• **PROVIDED INFORMATION**
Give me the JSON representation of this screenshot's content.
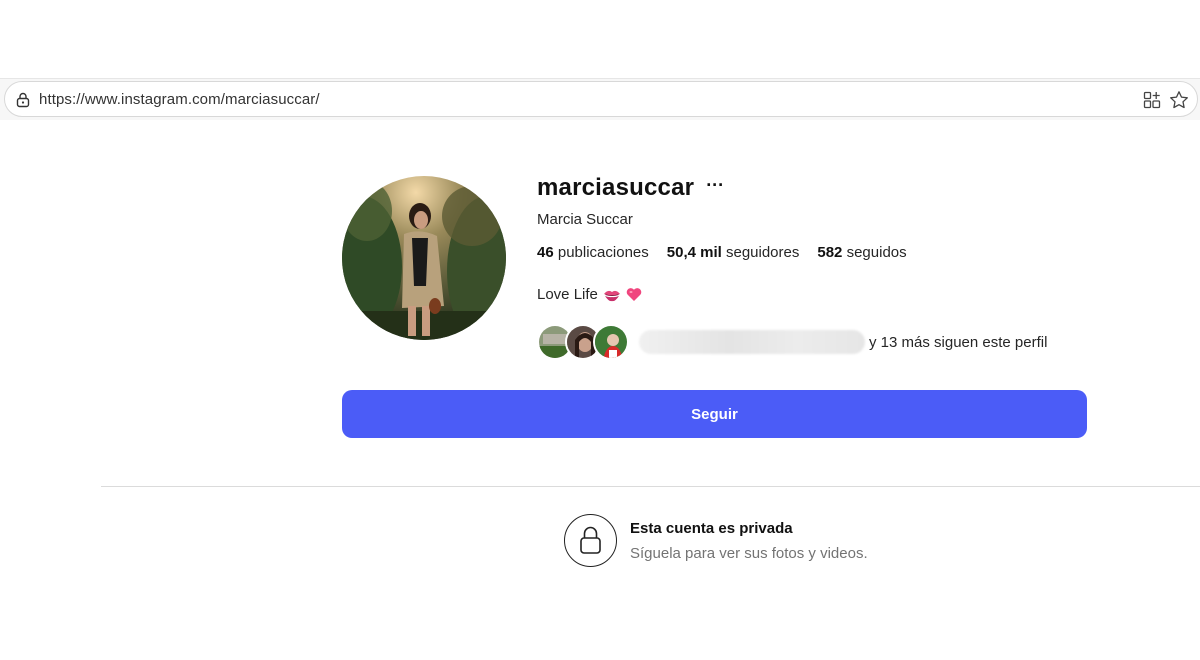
{
  "browser": {
    "url": "https://www.instagram.com/marciasuccar/"
  },
  "profile": {
    "username": "marciasuccar",
    "more_label": "···",
    "full_name": "Marcia Succar",
    "stats": {
      "posts_count": "46",
      "posts_label": "publicaciones",
      "followers_count": "50,4 mil",
      "followers_label": "seguidores",
      "following_count": "582",
      "following_label": "seguidos"
    },
    "bio": "Love Life",
    "bio_emojis": [
      "kiss-mark-icon",
      "heart-icon"
    ],
    "followed_by_text": "y 13 más siguen este perfil",
    "follow_button": "Seguir"
  },
  "private_notice": {
    "title": "Esta cuenta es privada",
    "subtitle": "Síguela para ver sus fotos y videos."
  },
  "colors": {
    "accent": "#4b5cf7",
    "muted_text": "#737373",
    "divider": "#dbdbdb"
  }
}
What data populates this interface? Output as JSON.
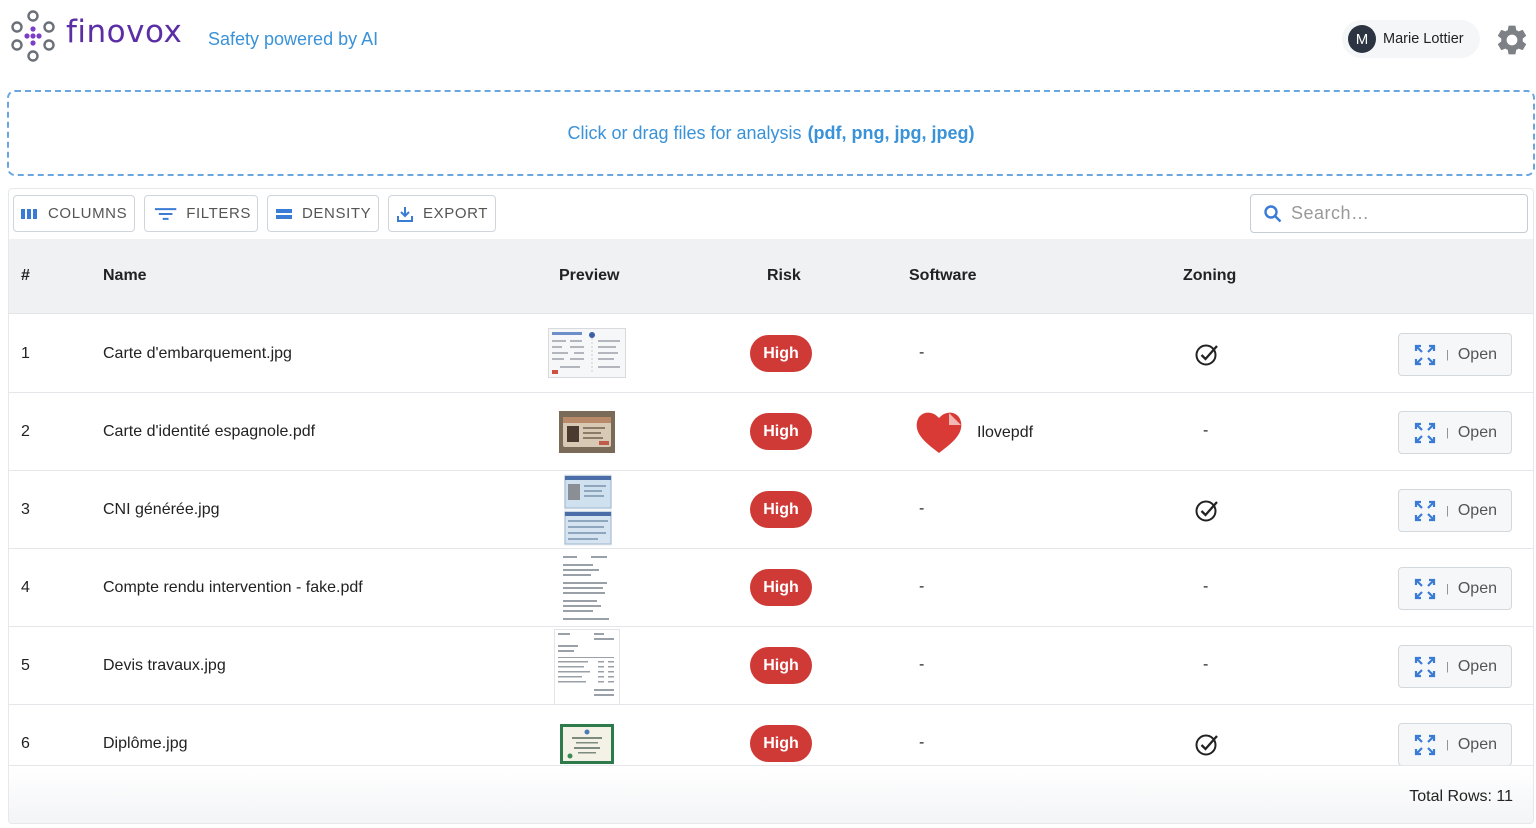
{
  "app": {
    "brand": "finovox",
    "tagline": "Safety powered by AI",
    "user": {
      "initial": "M",
      "name": "Marie Lottier"
    }
  },
  "upload": {
    "text": "Click or drag files for analysis",
    "formats": "(pdf, png, jpg, jpeg)"
  },
  "toolbar": {
    "columns": "COLUMNS",
    "filters": "FILTERS",
    "density": "DENSITY",
    "export": "EXPORT",
    "search_placeholder": "Search…"
  },
  "table": {
    "headers": {
      "num": "#",
      "name": "Name",
      "preview": "Preview",
      "risk": "Risk",
      "software": "Software",
      "zoning": "Zoning"
    },
    "rows": [
      {
        "num": "1",
        "name": "Carte d'embarquement.jpg",
        "risk": "High",
        "software": "-",
        "zoning": "check",
        "open": "Open"
      },
      {
        "num": "2",
        "name": "Carte d'identité espagnole.pdf",
        "risk": "High",
        "software": "Ilovepdf",
        "zoning": "-",
        "open": "Open"
      },
      {
        "num": "3",
        "name": "CNI générée.jpg",
        "risk": "High",
        "software": "-",
        "zoning": "check",
        "open": "Open"
      },
      {
        "num": "4",
        "name": "Compte rendu intervention - fake.pdf",
        "risk": "High",
        "software": "-",
        "zoning": "-",
        "open": "Open"
      },
      {
        "num": "5",
        "name": "Devis travaux.jpg",
        "risk": "High",
        "software": "-",
        "zoning": "-",
        "open": "Open"
      },
      {
        "num": "6",
        "name": "Diplôme.jpg",
        "risk": "High",
        "software": "-",
        "zoning": "check",
        "open": "Open"
      }
    ],
    "total": "Total Rows: 11"
  },
  "colors": {
    "brand": "#5b2ea6",
    "accent": "#3a92d8",
    "risk_high": "#d03a36",
    "software_logo": "#d93a35"
  }
}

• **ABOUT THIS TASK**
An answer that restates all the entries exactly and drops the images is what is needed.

• **RESPONSE TO THIS EXERCISE**
Give me the JSON representation of this screenshot's content.
{
  "browser": {
    "url": "https://www.instagram.com/marciasuccar/"
  },
  "profile": {
    "username": "marciasuccar",
    "more_label": "···",
    "full_name": "Marcia Succar",
    "stats": {
      "posts_count": "46",
      "posts_label": "publicaciones",
      "followers_count": "50,4 mil",
      "followers_label": "seguidores",
      "following_count": "582",
      "following_label": "seguidos"
    },
    "bio": "Love Life",
    "bio_emojis": [
      "kiss-mark-icon",
      "heart-icon"
    ],
    "followed_by_text": "y 13 más siguen este perfil",
    "follow_button": "Seguir"
  },
  "private_notice": {
    "title": "Esta cuenta es privada",
    "subtitle": "Síguela para ver sus fotos y videos."
  },
  "colors": {
    "accent": "#4b5cf7",
    "muted_text": "#737373",
    "divider": "#dbdbdb"
  }
}
What data populates this interface? Output as JSON.
{
  "app": {
    "brand": "finovox",
    "tagline": "Safety powered by AI",
    "user": {
      "initial": "M",
      "name": "Marie Lottier"
    }
  },
  "upload": {
    "text": "Click or drag files for analysis",
    "formats": "(pdf, png, jpg, jpeg)"
  },
  "toolbar": {
    "columns": "COLUMNS",
    "filters": "FILTERS",
    "density": "DENSITY",
    "export": "EXPORT",
    "search_placeholder": "Search…"
  },
  "table": {
    "headers": {
      "num": "#",
      "name": "Name",
      "preview": "Preview",
      "risk": "Risk",
      "software": "Software",
      "zoning": "Zoning"
    },
    "rows": [
      {
        "num": "1",
        "name": "Carte d'embarquement.jpg",
        "risk": "High",
        "software": "-",
        "zoning": "check",
        "open": "Open"
      },
      {
        "num": "2",
        "name": "Carte d'identité espagnole.pdf",
        "risk": "High",
        "software": "Ilovepdf",
        "zoning": "-",
        "open": "Open"
      },
      {
        "num": "3",
        "name": "CNI générée.jpg",
        "risk": "High",
        "software": "-",
        "zoning": "check",
        "open": "Open"
      },
      {
        "num": "4",
        "name": "Compte rendu intervention - fake.pdf",
        "risk": "High",
        "software": "-",
        "zoning": "-",
        "open": "Open"
      },
      {
        "num": "5",
        "name": "Devis travaux.jpg",
        "risk": "High",
        "software": "-",
        "zoning": "-",
        "open": "Open"
      },
      {
        "num": "6",
        "name": "Diplôme.jpg",
        "risk": "High",
        "software": "-",
        "zoning": "check",
        "open": "Open"
      }
    ],
    "total": "Total Rows: 11"
  },
  "colors": {
    "brand": "#5b2ea6",
    "accent": "#3a92d8",
    "risk_high": "#d03a36",
    "software_logo": "#d93a35"
  }
}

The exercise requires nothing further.